With a suppressing win over the Montreal Canadiens, the Pittsburgh Penguins got back to .500 after 16 games, and a few players finally put their name on the score sheet. Sidney Crosby got a little reward for his comeback. Teddy Blueger sniped a pair, while Zach Aston-Reese had probably his best game of the season and a pair of assists.
Tristan Jarry got a shutout, and the Penguins rolled to a 6-0 win.
And all is fixed, right?
The Pittsburgh Penguins steamrolled a team ready to be steamrolled. Montreal didn’t quite have the same fightback that the Toronto Maple Leafs or Winnipeg Jets will present. Or the New York Islanders and the rest of the Metro Division.
Our colleagues at Montreal Hockey Now used the headline, “Back to Rock Bottom,” to describe Montreal’s flatline.
A win is a win, but the Penguins won without needing to play their best game. Or their hardest game.
The Penguins goals were on odd-man rushes, long wrist shots, and a 25-foot carom off the back wall, for which Cayden Primeau was surprisingly unprepared.
What the Penguins Did Right
Tristan Jarry has been a rock for the Penguins all season. He’s 6-4-3 with a .922 save percentage. Buffalo didn’t bother to shoot in the third period on Tuesday, or his save percentage would be higher.
Jarry has started eight of the Penguins last nine games, and he’s given them a chance to win. He was stellar on Thursday night which allowed the Penguins to put enough distance between themselves and Montreal.
Marcus Pettersson and Penguins depth players were on their toes.
Teddy Blueger and Zach Aston-Reese were especially good in all three zones. Aston-Reese is usually good in the defensive zone, but he finally emerged in the offensive zone and notched a pair of assists.
“They made some real good plays offensively too, but it was nothing forced. It was the right play that was there. There was no cheating for offense,” acting coach Todd Reirden said. “They got what they deserved with their offense. For me, if you play the right way like that, and that’s how hockey works out like that. If you do the right things and you get rewarded. And I thought that was the case.”
Scoring chances behind opposing defensemen seem to follow Jeff Carter, too. The guy is 6-foot-3 with curly hair. Perhaps he could be tough to miss? But he’s slippery and gets behind defensemen at least twice per game.
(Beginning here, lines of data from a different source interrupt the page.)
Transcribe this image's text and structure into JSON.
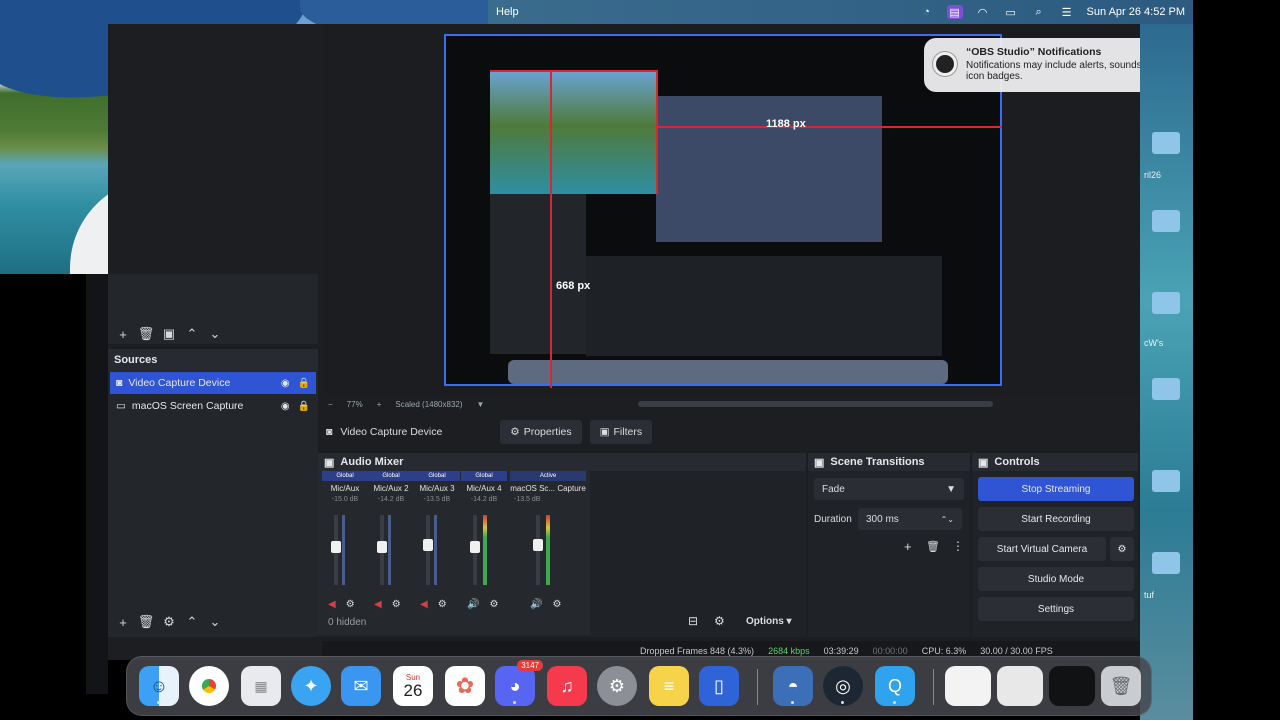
{
  "menubar": {
    "help": "Help",
    "datetime": "Sun Apr 26  4:52 PM",
    "icons": [
      "notification-center-icon",
      "screen-mirroring-icon",
      "wifi-icon",
      "battery-icon",
      "spotlight-icon",
      "control-center-icon"
    ]
  },
  "notification": {
    "title": "“OBS Studio” Notifications",
    "body": "Notifications may include alerts, sounds, and icon badges."
  },
  "preview": {
    "measure_w": "1188 px",
    "measure_h": "668 px",
    "zoom": "77%",
    "scaled": "Scaled (1480x832)"
  },
  "sources": {
    "header": "Sources",
    "items": [
      {
        "label": "Video Capture Device",
        "selected": true
      },
      {
        "label": "macOS Screen Capture",
        "selected": false
      }
    ]
  },
  "propbar": {
    "source": "Video Capture Device",
    "properties": "Properties",
    "filters": "Filters"
  },
  "mixer": {
    "header": "Audio Mixer",
    "channels": [
      {
        "tag": "Global",
        "name": "Mic/Aux",
        "db": "-15.0 dB",
        "muted": true
      },
      {
        "tag": "Global",
        "name": "Mic/Aux 2",
        "db": "-14.2 dB",
        "muted": true
      },
      {
        "tag": "Global",
        "name": "Mic/Aux 3",
        "db": "-13.5 dB",
        "muted": true
      },
      {
        "tag": "Global",
        "name": "Mic/Aux 4",
        "db": "-14.2 dB",
        "muted": false
      },
      {
        "tag": "Active",
        "name": "macOS Sc... Capture",
        "db": "-13.5 dB",
        "muted": false
      }
    ],
    "hidden": "0 hidden",
    "options": "Options"
  },
  "transitions": {
    "header": "Scene Transitions",
    "type": "Fade",
    "duration_label": "Duration",
    "duration": "300 ms"
  },
  "controls": {
    "header": "Controls",
    "stop_streaming": "Stop Streaming",
    "start_recording": "Start Recording",
    "start_virtual": "Start Virtual Camera",
    "studio_mode": "Studio Mode",
    "settings": "Settings"
  },
  "status": {
    "dropped": "Dropped Frames 848 (4.3%)",
    "bitrate": "2684 kbps",
    "live": "03:39:29",
    "rec": "00:00:00",
    "cpu": "CPU: 6.3%",
    "fps": "30.00 / 30.00 FPS"
  },
  "desktop": {
    "labels": [
      "ril26",
      "cW's",
      "tuf"
    ]
  },
  "dock": {
    "date_day": "Sun",
    "date_num": "26",
    "discord_badge": "3147"
  }
}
Jason Zucker is also playing on his toes and efforting to play near the blue paint. I don’t think that’s his natural inclination, but he’s putting a hand on the shovel.
What the Penguins Must Continue to Improve
The Pittsburgh Penguins did not defend their own zone cleanly, at least while the game was competitive. Montreal exposed seams in the coverage and found wide-open soft spots. Four of Montreal’s five first-period shots were scoring chances.
Montreal had good looks from the slot and even a couple of pokes near the net.
The Penguins cannot let better opponents have that freedom. A hungrier or more confident team would have built on those chances. A hungrier team would have added more of those chances.
Sidney Crosby gets a pass from any criticism. He can acknowledge he wants to be better, and that’s true, but Crosby has earned enough markers to cash in a few while he essentially tries to hop on a moving train.
“It’s getting better every game. (In) Washington (it) didn’t feel great, and (I) didn’t expect it to…it felt better tonight–started off a little better. So it’s one of those things. It’s just going to take time,” Crosby said of his recovery and getting back to speed. “I’m still learning, and this is a new scenario for me…I’ve come back from injury, but never that long and missing camp and going through the stuff with the virus. So it’s hard to be patient, but you know, you kind of have to be.
It’s a lot easier when you get a win to kind of get through it.”
The last sentence speaks for many of the Penguins. They’re going through a process we haven’t seen in a long time. They’re struggling to play to their identity, despite many familiar faces. And they’re not hitting their marks in customary fashion.
Thanksgiving remains a tell-tale milepost, and standings on turkey day are a good predictor of the final standings. The Penguins will be out of the playoff picture on Thanksgiving unless the six teams in front of them all lose every game from now until next Thursday and the Penguins win all three.
The Penguins also did not follow one of Mike Sullivan’s favorite edicts: Hang onto pucks down low.
And here’s where the Penguins recipe is missing ingredients. They are shooting more than 30 other NHL teams, but the shots are often singular without enough traffic or net-front battle. Instead of hanging onto pucks down low, the Penguins are firing away, but it’s a one-and-done.
That was largely true against Montreal, too.
If the Penguins do that against Toronto, Tristan Jarry might need a long shower and a short memory. Good teams like Toronto will transition that into offense.
The Penguins broke their three-game losing streak and put up big numbers. It is easier to breathe after a win. A fourth loss in a row, especially to another bad team, would have been a cause for deep concern.
Now comes the tough part. Now, their A-game has to emerge. Or they’re right back to chasing the standings, and we’re right back to questioning everything.